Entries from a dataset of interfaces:
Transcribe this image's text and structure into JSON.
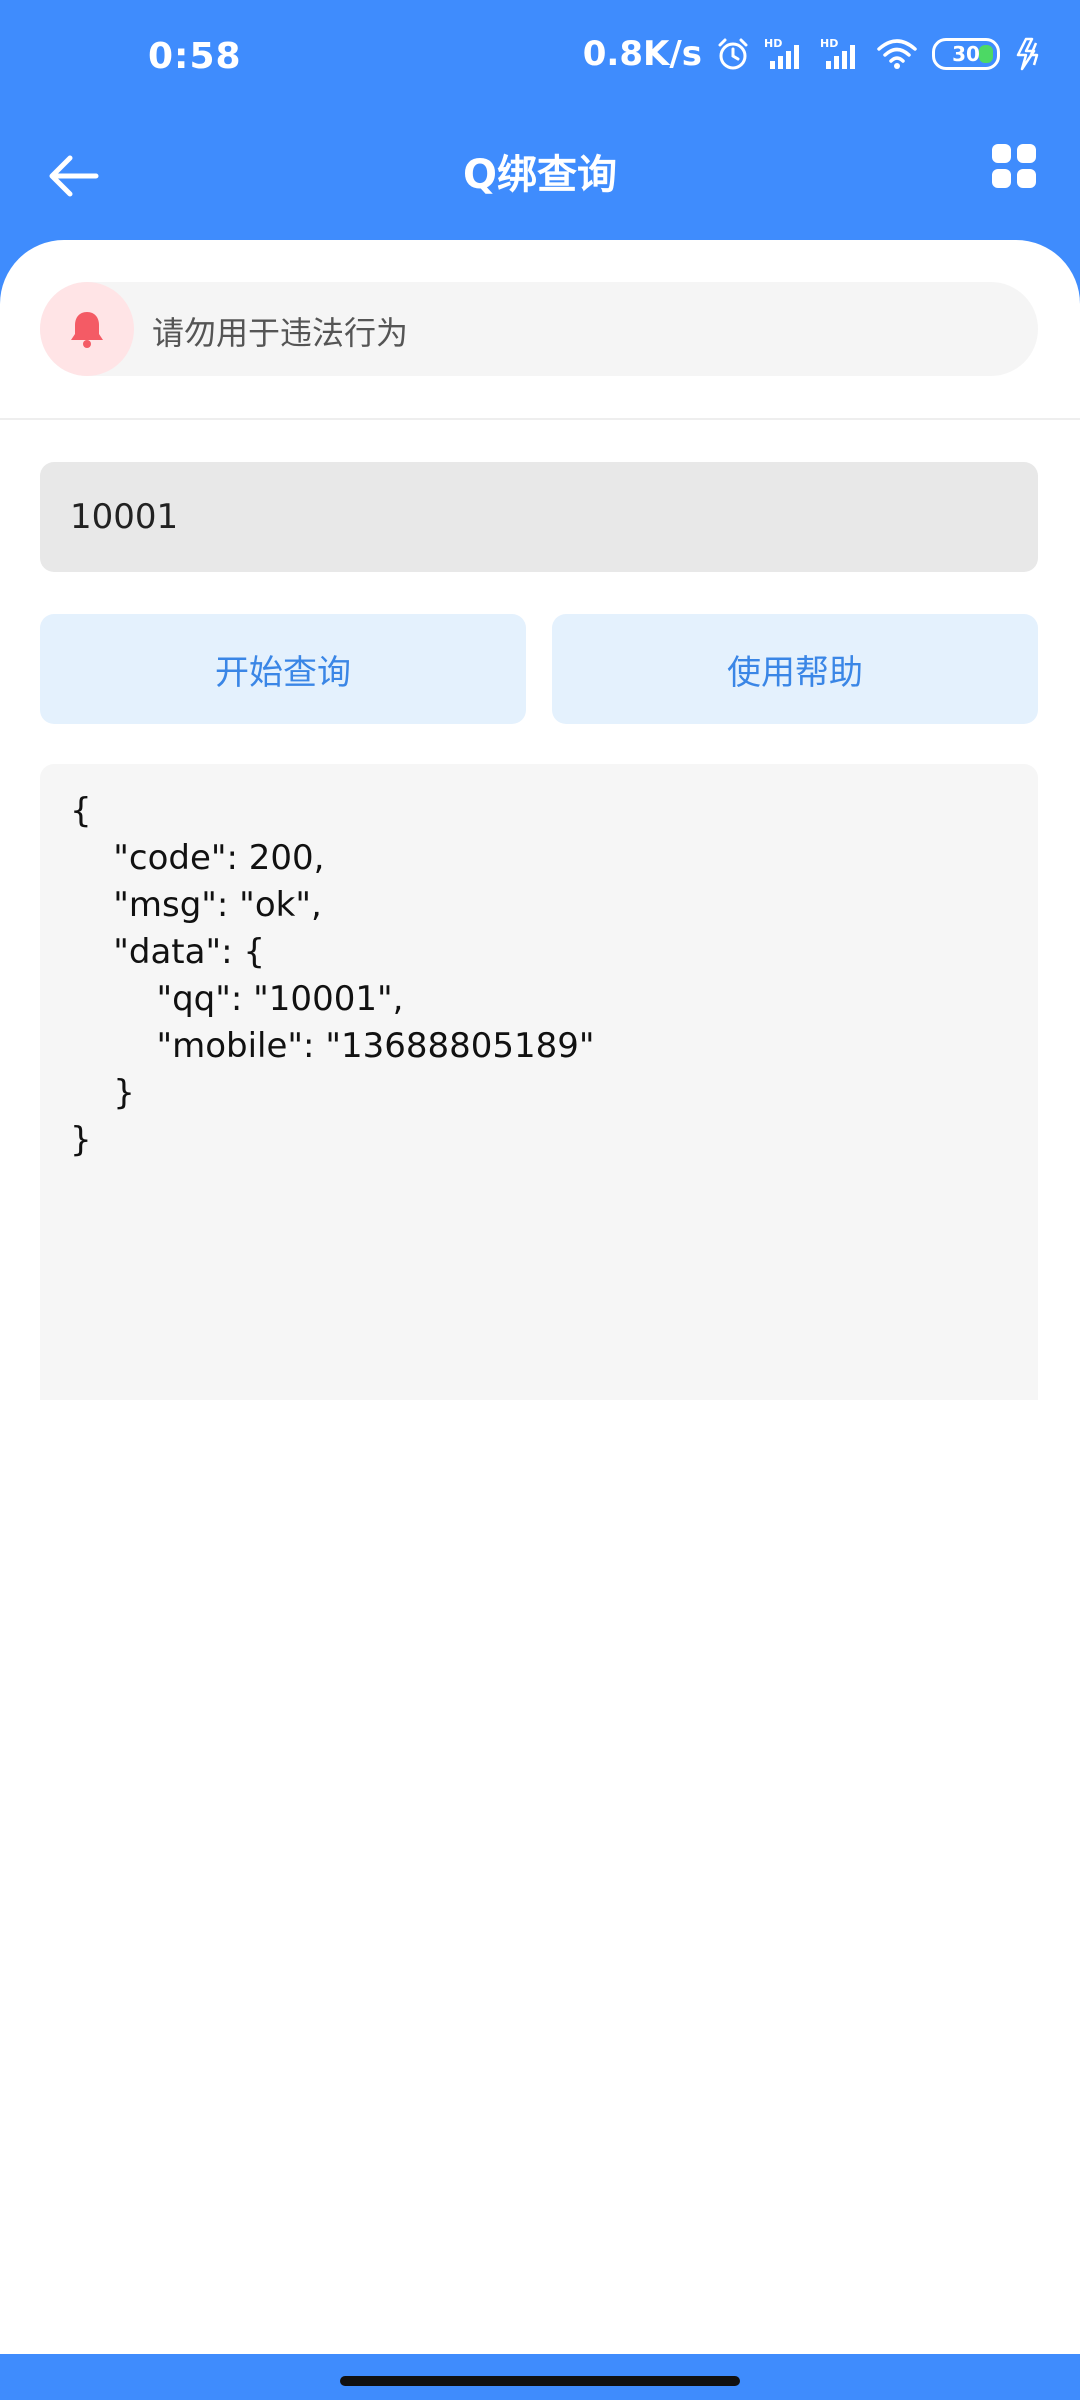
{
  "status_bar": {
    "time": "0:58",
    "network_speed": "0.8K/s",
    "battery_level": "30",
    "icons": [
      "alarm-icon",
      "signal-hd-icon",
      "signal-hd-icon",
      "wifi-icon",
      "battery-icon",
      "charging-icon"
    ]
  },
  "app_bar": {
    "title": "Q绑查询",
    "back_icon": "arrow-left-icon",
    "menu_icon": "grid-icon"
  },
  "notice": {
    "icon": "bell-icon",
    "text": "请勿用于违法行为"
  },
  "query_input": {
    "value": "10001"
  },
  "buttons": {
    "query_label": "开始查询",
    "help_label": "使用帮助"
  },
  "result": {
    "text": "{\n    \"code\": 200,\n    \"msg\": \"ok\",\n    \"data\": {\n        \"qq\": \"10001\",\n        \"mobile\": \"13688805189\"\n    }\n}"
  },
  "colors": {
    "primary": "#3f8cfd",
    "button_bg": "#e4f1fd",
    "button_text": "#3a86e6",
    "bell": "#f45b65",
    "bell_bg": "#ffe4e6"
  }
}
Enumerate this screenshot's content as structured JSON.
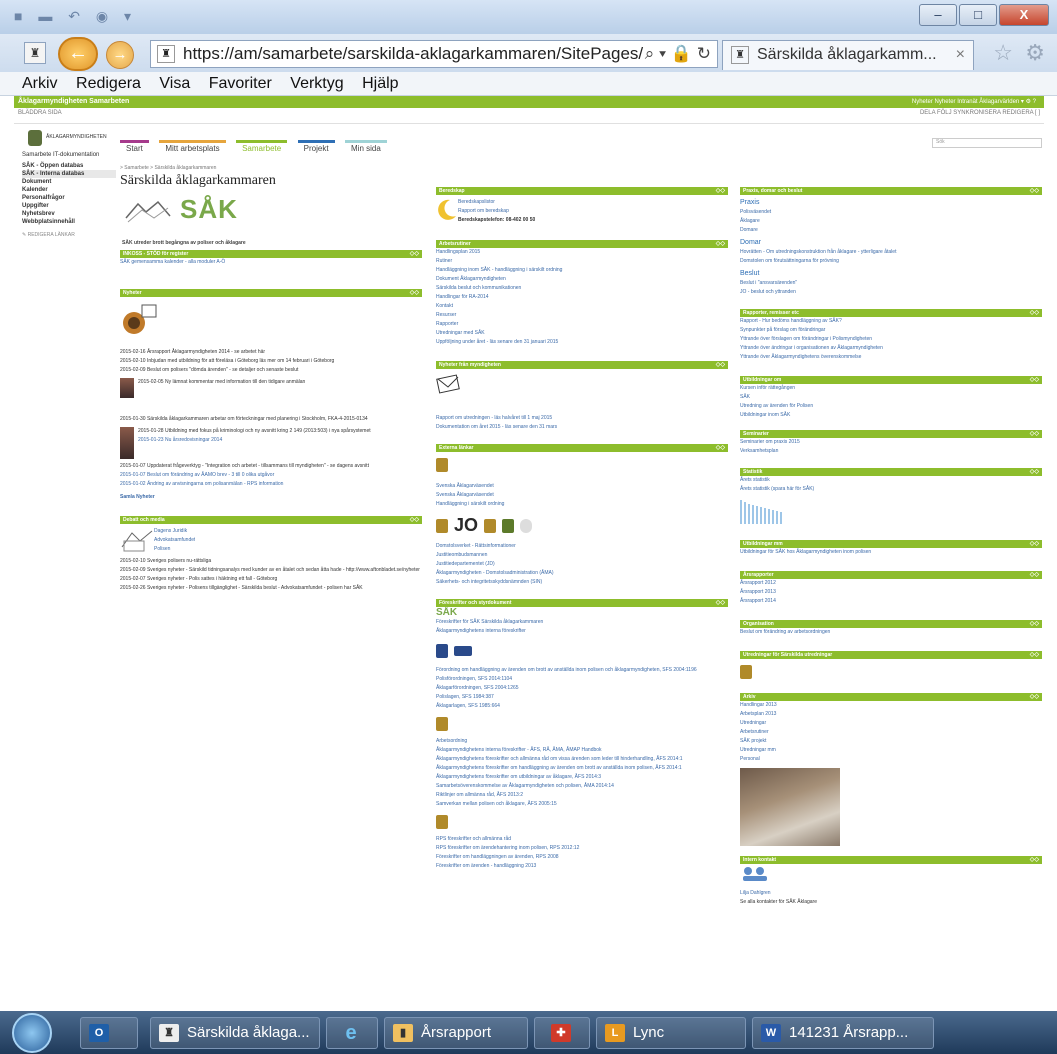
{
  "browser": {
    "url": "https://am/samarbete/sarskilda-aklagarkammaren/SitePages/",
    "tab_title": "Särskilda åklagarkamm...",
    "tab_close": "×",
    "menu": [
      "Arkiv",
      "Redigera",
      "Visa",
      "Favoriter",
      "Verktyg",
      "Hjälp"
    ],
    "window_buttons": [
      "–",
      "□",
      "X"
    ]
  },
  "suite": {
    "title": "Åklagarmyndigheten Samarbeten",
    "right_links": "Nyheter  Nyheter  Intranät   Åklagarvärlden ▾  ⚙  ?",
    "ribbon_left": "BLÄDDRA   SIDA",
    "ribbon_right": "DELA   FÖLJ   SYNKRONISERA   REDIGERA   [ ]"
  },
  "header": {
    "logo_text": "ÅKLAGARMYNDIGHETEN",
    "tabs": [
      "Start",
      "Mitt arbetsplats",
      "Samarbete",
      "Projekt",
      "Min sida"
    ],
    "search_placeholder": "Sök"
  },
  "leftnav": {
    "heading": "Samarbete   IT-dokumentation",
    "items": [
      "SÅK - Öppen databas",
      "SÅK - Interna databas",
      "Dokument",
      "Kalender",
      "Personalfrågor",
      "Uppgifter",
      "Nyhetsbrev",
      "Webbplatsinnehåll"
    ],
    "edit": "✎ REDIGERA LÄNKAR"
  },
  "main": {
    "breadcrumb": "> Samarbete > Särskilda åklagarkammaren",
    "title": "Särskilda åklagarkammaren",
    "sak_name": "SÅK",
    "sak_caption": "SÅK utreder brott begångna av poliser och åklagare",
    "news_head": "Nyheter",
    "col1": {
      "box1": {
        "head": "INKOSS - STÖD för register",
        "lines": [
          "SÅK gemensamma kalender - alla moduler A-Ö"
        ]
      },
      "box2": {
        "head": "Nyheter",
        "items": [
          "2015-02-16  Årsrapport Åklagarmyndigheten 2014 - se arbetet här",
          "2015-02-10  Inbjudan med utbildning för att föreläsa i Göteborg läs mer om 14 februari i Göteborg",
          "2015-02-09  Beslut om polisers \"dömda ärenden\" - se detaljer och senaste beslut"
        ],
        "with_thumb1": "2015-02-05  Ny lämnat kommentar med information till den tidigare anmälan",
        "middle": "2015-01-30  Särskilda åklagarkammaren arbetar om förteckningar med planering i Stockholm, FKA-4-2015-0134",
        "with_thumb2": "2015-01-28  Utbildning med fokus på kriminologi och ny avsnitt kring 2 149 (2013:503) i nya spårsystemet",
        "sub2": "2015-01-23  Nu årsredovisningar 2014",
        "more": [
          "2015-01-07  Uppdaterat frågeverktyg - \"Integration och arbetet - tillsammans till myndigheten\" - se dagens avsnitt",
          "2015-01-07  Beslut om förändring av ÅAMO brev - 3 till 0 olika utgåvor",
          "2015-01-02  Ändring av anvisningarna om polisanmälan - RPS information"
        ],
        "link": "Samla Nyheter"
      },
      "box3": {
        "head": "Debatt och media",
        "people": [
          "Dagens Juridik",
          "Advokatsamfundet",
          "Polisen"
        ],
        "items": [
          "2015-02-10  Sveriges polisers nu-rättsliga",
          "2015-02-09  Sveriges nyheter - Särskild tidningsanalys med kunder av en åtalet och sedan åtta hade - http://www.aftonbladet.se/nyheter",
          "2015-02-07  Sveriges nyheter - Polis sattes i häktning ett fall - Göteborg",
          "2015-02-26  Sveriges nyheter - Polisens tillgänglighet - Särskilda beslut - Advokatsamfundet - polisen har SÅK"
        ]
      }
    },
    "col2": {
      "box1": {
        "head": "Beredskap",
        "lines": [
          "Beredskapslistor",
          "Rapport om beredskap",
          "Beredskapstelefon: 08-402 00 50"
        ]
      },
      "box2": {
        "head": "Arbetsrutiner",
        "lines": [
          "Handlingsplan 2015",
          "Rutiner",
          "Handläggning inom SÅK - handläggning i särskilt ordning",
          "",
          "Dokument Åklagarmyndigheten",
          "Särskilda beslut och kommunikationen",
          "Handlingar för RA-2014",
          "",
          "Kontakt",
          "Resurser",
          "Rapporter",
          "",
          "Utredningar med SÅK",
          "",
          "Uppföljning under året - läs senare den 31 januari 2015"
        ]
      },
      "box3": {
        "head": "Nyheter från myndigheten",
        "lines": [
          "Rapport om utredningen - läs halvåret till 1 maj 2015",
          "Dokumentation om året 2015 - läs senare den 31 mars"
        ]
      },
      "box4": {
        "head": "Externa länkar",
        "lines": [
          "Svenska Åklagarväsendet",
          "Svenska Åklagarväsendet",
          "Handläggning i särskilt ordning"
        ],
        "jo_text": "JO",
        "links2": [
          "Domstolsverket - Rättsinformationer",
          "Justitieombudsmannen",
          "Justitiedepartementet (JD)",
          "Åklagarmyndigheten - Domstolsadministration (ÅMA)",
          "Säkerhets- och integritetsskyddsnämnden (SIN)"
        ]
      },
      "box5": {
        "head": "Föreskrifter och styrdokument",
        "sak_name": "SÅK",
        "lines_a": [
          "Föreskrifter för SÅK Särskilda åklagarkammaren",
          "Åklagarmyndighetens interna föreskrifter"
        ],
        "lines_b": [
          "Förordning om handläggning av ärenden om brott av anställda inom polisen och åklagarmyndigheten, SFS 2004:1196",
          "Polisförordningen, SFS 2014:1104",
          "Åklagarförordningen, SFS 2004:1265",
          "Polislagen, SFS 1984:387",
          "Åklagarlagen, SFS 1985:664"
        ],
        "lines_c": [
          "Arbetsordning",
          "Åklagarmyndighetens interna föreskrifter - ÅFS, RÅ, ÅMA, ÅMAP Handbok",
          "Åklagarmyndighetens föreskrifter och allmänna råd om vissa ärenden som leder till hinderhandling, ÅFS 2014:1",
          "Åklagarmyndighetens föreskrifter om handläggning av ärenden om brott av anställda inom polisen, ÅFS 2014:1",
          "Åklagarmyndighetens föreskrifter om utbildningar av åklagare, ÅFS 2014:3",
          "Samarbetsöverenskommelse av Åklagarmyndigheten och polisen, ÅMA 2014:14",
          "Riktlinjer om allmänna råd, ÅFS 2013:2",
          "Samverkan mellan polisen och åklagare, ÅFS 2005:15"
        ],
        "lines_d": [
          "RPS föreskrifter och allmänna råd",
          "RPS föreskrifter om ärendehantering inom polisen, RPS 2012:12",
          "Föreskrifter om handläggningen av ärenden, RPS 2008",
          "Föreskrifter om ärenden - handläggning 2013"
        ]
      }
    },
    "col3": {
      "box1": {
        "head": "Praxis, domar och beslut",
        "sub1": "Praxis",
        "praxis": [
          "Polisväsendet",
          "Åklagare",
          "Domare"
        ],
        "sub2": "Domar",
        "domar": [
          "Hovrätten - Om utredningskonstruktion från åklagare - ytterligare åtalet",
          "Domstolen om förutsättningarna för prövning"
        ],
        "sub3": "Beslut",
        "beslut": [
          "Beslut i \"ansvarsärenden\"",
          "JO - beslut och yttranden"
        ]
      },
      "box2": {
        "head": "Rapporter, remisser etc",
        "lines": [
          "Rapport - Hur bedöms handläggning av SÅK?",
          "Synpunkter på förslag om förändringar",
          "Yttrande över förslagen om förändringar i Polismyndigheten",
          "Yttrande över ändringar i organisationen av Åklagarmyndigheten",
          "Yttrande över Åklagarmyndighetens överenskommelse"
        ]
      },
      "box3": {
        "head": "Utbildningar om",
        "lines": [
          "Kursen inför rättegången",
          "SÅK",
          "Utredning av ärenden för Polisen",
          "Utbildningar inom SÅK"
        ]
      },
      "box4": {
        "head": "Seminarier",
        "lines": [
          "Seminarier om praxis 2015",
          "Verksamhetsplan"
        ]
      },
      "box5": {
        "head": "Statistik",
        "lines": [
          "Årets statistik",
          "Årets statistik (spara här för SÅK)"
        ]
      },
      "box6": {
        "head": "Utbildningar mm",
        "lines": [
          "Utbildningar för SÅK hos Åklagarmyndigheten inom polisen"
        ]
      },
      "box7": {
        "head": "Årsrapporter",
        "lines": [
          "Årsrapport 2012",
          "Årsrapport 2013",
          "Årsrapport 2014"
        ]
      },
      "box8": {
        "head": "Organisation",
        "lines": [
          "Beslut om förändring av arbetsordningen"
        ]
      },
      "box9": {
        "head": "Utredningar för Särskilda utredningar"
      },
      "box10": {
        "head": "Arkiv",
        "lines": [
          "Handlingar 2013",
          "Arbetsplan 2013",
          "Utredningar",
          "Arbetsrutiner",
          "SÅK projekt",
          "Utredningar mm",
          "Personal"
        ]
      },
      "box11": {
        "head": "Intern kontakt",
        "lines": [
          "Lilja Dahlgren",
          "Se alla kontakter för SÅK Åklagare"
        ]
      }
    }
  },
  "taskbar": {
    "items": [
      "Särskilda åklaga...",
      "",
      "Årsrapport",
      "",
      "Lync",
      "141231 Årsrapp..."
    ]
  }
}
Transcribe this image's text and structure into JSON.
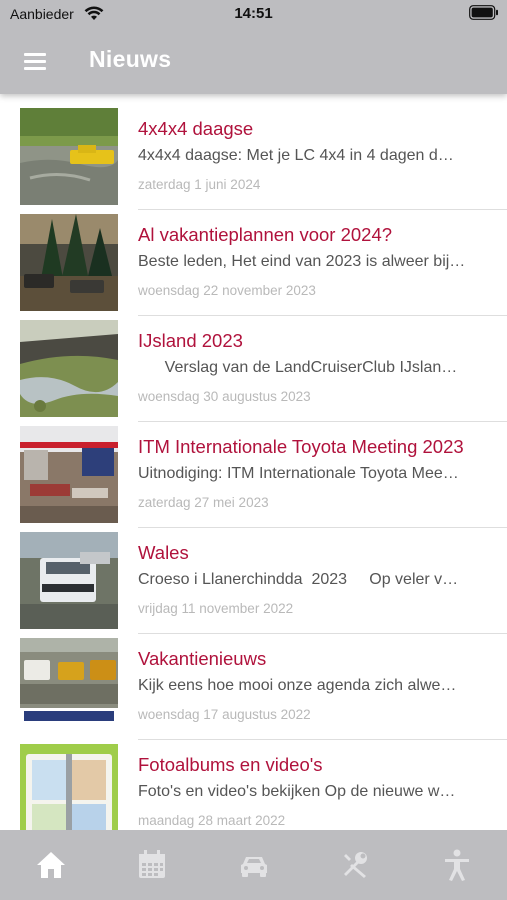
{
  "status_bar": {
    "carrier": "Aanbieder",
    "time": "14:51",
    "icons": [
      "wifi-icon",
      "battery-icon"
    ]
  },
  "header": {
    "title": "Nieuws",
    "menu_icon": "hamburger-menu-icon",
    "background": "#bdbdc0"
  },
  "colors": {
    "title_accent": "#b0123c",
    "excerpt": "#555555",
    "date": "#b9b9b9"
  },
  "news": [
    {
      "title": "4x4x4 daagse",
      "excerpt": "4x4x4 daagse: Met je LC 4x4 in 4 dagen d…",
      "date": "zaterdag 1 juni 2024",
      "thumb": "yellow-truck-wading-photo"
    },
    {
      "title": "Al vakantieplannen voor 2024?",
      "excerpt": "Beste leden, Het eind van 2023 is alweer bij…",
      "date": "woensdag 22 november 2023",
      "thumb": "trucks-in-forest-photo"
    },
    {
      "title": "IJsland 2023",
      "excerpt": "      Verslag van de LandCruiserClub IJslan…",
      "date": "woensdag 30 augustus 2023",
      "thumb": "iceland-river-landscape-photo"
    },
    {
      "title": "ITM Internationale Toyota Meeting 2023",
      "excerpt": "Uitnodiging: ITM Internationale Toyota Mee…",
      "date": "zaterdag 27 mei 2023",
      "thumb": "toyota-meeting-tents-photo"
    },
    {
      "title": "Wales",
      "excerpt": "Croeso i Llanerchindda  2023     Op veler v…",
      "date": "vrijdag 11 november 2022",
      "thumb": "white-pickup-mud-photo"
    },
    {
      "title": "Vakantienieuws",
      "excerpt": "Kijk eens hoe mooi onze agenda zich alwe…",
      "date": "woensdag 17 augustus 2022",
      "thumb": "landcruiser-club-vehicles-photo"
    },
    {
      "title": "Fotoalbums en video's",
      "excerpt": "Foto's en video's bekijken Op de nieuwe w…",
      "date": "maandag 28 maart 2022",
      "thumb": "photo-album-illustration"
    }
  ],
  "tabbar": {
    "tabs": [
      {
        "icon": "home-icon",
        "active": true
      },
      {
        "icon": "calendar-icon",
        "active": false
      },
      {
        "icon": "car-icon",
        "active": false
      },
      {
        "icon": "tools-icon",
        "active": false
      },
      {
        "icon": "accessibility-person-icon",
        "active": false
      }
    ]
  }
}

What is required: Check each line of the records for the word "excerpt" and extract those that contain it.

Solution for this exercise:
    "excerpt": "#555555",
      "excerpt": "4x4x4 daagse: Met je LC 4x4 in 4 dagen d…",
      "excerpt": "Beste leden, Het eind van 2023 is alweer bij…",
      "excerpt": "      Verslag van de LandCruiserClub IJslan…",
      "excerpt": "Uitnodiging: ITM Internationale Toyota Mee…",
      "excerpt": "Croeso i Llanerchindda  2023     Op veler v…",
      "excerpt": "Kijk eens hoe mooi onze agenda zich alwe…",
      "excerpt": "Foto's en video's bekijken Op de nieuwe w…",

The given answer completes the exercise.